Nutricia says it's still too early to say how badly its Karicare infant formula brand has been damaged by the Fonterra botulism contamination scare.
At a press conference in Auckland yesterday, managing director Corine Tap said she had listened in to calls concerned parents had been making to the Karicare information line and had been "gratified" by their comments.
Last week, the company recalled all Karicare Stage 1 new baby and Stage 2 Gold+ follow on formula in the New Zealand market over contamination fears.
The recall has now been narrowed to just those two products manufactured between May 21 and August 2 this year.
Nutricia, a division of French dairy giant Danone, was one of the companies that received 38 tonnes of whey protein, produced by Fonterra in May last year, that is suspected of being contaminated with a bacteria that can cause botulism.
Asked whether the Karicare brand had been hurt, Tap said: "I find that difficult to say at this point in time because our focus has been really on understanding the issue and clarifying it to mums and dads and carers."
Nutricia was focused on getting its product back on to supermarket shelves and giving reassurance to consumers, Tap said.
"I'm confident, based on what I've seen and read and heard myself over the last week, that we will bring back the trust."
Nutricia posted a revenue of $235 million and profit of $36.2 million in the 12 months to December 31, 2011, according to documents lodged with the Companies Office last month.
Karicare, according to media reports, commands a 72 per cent share of the infant formula market in this country.
But other brands have been finding some good in the scare.
Peak New Zealand said it sold 26,000 cans of its formula brand in a single day last week as local supermarkets rushed to refill shelves depleted by the recall.
And Gregg Wycherley, managing director of Auckland's Fresco Nutrition, said sales of his firm's Goat Gold Plus infant formula product had doubled in New World and Pak'n Save stores last week.
"I think we will retain a lot of those customers," Wycherley said.
"Some of them will go back to their regular brand but we hope to keep a lot of them."
University of Auckland senior marketing lecturer Mike Lee said Karicare's competitors could gain long-term customers as a result of the Fonterra crisis.

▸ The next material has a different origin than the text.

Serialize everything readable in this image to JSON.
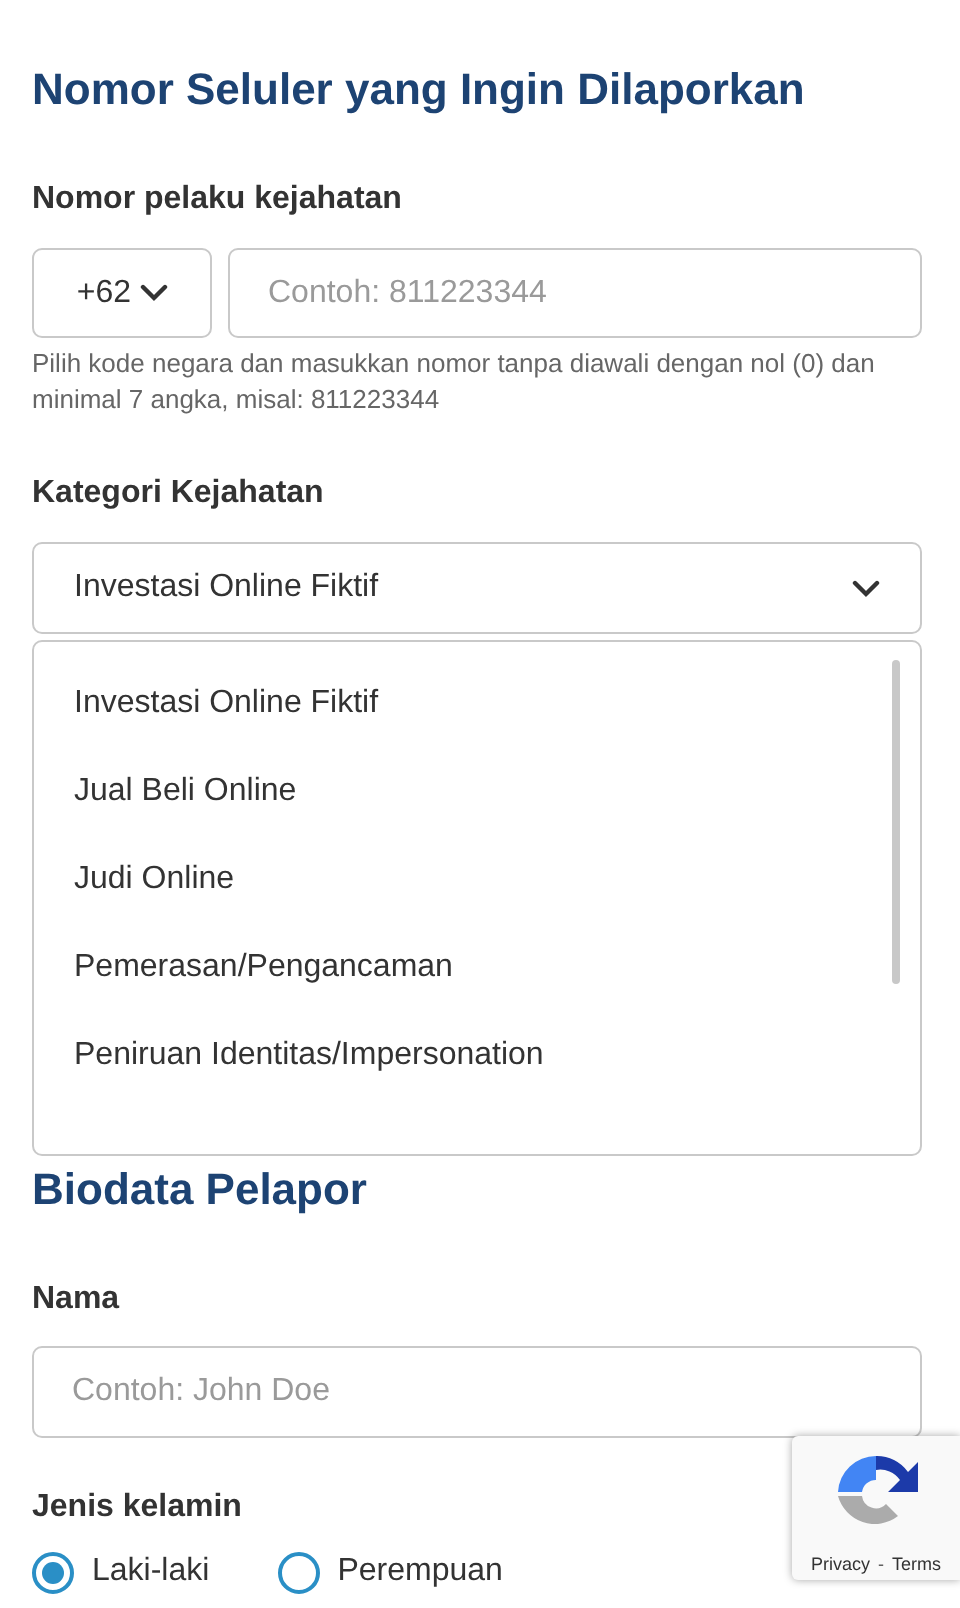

"Competing brands can jump on the bandwagon and try and position themselves in a chaotic environment."
*Former Air New Zealand chief executive Ralph Norris will lead a Fonterra board inquiry into the botulism contamination scare, helped by former High Court judge Judith Potter and Chapman Tripp lawyer Jack Hodder QC.
*Fonterra will also carry out a separate, operational review of the crisis headed by its group director of strategy, Maury Leyland.
*A Ministerial-level inquiry into the contamination will also take place, Prime Minister John Key confirmed last night.
*The Ministry for Primary Industries will also carry out an investigation.